When you visit a doctor’s clinic and a staff extracts blood from you, the blood undergoes several processes to gather data helpful in determining your health condition. This process usually makes use of a centrifuge, a laboratory equipment used in processing the blood.
But in developing countries lacking even basic medicines, access to this equipment can be a real challenge. Thus, a group of researchers has developed a tool that can function like the centrifuge, thanks to an obsolete toy.
Just like any other laboratory equipment, the centrifuge is mostly powered by electricity. In areas where even water supply is scarce and electricity is a luxury, the equipment may be only good as an ornament.
That is the inspiration behind the innovative technology, called the paperfuge, inspired by an ancient toy. The handheld centrifuge can be operated without the use of power, as its nickname suggests. The team behind this groundbreaking technology published their findings in the journal Nature Biomedical Engineering.
The main objective of the project is to bring research-backed medical technologies in far-flung areas, especially in developing countries. The equipment can be a good companion of medical practitioners working in the field.
High Level of Accuracy

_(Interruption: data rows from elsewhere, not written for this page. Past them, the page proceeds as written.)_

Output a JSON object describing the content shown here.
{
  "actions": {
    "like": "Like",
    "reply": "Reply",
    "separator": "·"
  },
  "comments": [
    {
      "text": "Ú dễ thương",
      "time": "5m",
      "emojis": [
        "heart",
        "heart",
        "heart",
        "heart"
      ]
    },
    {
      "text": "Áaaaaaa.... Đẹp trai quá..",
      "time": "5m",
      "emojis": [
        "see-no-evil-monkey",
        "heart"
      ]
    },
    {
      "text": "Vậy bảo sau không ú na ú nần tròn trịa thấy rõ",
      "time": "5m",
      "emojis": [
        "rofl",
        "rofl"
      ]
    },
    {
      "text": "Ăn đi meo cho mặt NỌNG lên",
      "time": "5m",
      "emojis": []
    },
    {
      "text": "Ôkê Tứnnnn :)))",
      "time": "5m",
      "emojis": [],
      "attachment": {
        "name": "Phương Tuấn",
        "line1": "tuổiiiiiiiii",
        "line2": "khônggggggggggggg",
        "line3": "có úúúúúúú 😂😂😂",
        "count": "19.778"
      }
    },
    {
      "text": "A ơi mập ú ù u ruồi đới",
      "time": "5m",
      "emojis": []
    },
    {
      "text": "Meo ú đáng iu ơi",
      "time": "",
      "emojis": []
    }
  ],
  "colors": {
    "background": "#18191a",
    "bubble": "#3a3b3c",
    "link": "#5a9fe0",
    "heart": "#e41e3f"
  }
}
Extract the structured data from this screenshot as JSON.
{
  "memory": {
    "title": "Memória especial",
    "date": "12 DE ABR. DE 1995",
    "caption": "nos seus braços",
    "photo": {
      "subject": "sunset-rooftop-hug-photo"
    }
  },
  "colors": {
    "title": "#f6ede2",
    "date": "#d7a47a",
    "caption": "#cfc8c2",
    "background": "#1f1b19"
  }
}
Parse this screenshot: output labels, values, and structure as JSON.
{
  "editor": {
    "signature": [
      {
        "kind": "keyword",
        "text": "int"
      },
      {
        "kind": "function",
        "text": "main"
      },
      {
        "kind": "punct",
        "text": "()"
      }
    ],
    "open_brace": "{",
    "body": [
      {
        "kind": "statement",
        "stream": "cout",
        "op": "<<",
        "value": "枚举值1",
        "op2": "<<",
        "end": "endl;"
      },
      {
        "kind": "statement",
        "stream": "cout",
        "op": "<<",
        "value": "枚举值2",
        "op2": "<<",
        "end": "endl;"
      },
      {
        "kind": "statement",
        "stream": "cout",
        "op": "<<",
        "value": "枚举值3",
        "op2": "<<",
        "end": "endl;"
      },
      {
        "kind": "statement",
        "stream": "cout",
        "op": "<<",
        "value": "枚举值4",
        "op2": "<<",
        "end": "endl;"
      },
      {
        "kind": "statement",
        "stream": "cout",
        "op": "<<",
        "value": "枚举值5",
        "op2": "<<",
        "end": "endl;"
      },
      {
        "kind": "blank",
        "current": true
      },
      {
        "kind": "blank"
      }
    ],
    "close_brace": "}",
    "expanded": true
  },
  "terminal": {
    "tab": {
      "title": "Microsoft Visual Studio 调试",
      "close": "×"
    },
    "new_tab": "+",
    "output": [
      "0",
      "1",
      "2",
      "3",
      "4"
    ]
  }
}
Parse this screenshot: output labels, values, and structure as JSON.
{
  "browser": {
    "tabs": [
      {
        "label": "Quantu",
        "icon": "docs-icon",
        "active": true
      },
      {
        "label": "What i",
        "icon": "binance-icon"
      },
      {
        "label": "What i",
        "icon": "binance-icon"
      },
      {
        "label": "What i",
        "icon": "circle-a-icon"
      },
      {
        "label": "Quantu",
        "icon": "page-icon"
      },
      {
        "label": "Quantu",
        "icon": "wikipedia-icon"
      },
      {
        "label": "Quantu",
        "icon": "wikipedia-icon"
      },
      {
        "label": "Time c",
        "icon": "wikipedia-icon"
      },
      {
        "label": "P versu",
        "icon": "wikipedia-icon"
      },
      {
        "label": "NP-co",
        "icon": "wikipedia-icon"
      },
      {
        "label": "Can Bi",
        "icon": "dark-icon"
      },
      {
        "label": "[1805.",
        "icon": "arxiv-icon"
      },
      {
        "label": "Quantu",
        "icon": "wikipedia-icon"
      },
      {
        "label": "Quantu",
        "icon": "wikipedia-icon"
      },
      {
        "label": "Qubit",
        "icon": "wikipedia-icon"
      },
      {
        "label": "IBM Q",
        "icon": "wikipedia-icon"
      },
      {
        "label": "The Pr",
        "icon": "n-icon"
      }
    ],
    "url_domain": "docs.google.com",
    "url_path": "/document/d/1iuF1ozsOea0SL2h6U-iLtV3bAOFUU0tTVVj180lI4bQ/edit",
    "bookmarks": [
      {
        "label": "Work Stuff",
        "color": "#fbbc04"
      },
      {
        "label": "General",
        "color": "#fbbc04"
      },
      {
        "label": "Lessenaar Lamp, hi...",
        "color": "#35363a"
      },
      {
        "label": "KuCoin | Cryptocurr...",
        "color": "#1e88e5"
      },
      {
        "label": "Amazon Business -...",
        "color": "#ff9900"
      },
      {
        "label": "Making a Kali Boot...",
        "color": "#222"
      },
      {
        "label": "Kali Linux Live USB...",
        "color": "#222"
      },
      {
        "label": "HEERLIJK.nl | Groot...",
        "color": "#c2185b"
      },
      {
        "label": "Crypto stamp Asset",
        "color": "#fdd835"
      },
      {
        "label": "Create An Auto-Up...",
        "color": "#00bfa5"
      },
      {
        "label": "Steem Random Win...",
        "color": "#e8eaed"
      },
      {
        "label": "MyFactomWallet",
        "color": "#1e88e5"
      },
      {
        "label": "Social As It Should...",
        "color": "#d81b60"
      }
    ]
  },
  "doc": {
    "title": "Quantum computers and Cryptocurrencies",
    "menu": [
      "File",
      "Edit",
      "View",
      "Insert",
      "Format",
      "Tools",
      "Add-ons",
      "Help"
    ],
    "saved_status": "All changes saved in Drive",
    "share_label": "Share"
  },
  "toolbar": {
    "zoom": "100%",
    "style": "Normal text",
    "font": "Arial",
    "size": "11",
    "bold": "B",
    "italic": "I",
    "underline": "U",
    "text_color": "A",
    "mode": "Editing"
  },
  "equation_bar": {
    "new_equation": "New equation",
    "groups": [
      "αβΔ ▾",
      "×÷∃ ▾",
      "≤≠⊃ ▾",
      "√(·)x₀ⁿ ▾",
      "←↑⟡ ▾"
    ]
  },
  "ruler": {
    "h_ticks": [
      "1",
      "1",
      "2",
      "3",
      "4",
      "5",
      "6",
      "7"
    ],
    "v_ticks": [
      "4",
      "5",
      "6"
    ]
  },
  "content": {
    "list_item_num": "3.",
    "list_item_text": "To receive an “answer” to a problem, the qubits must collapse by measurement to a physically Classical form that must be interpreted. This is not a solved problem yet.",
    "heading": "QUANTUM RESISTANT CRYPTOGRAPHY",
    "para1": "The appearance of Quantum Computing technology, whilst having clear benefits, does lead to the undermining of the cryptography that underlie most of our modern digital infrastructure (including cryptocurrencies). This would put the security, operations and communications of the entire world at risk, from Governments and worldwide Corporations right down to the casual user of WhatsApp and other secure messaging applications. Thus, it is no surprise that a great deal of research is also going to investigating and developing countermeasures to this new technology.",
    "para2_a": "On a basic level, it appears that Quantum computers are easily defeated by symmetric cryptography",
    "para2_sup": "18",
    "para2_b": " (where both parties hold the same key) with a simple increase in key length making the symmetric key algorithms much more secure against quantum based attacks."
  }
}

Although this is only a handheld medical device, the paperfuge demonstrated nearly identical accuracy with the centrifuge used in clinics. In fact, it can perform important laboratory procedures such as blood analysis in diagnosing anemia, Live Science reported.
“The haematocrit value obtained was in good agreement with control experiments conducted simultaneously on a commercial electric centrifuge (Methods). Furthermore, the resulting pure plasma could be easily retrieved for use with other rapid diagnostic tests,” an excerpt of the study reads.
The tool was tested in analyzing blood and diagnosing health conditions that plague parts of Africa, including malaria and African trypanosomiasis. It was found that the sample needed for diagnosing the conditions was obtained after spinning the blood sample for 15 minutes.
According to the World Health Organization, most African countries are battling with the mosquito-borne disease of malaria. In its 2015 data, 90 percent of deaths due to malaria worldwide happened in the African region.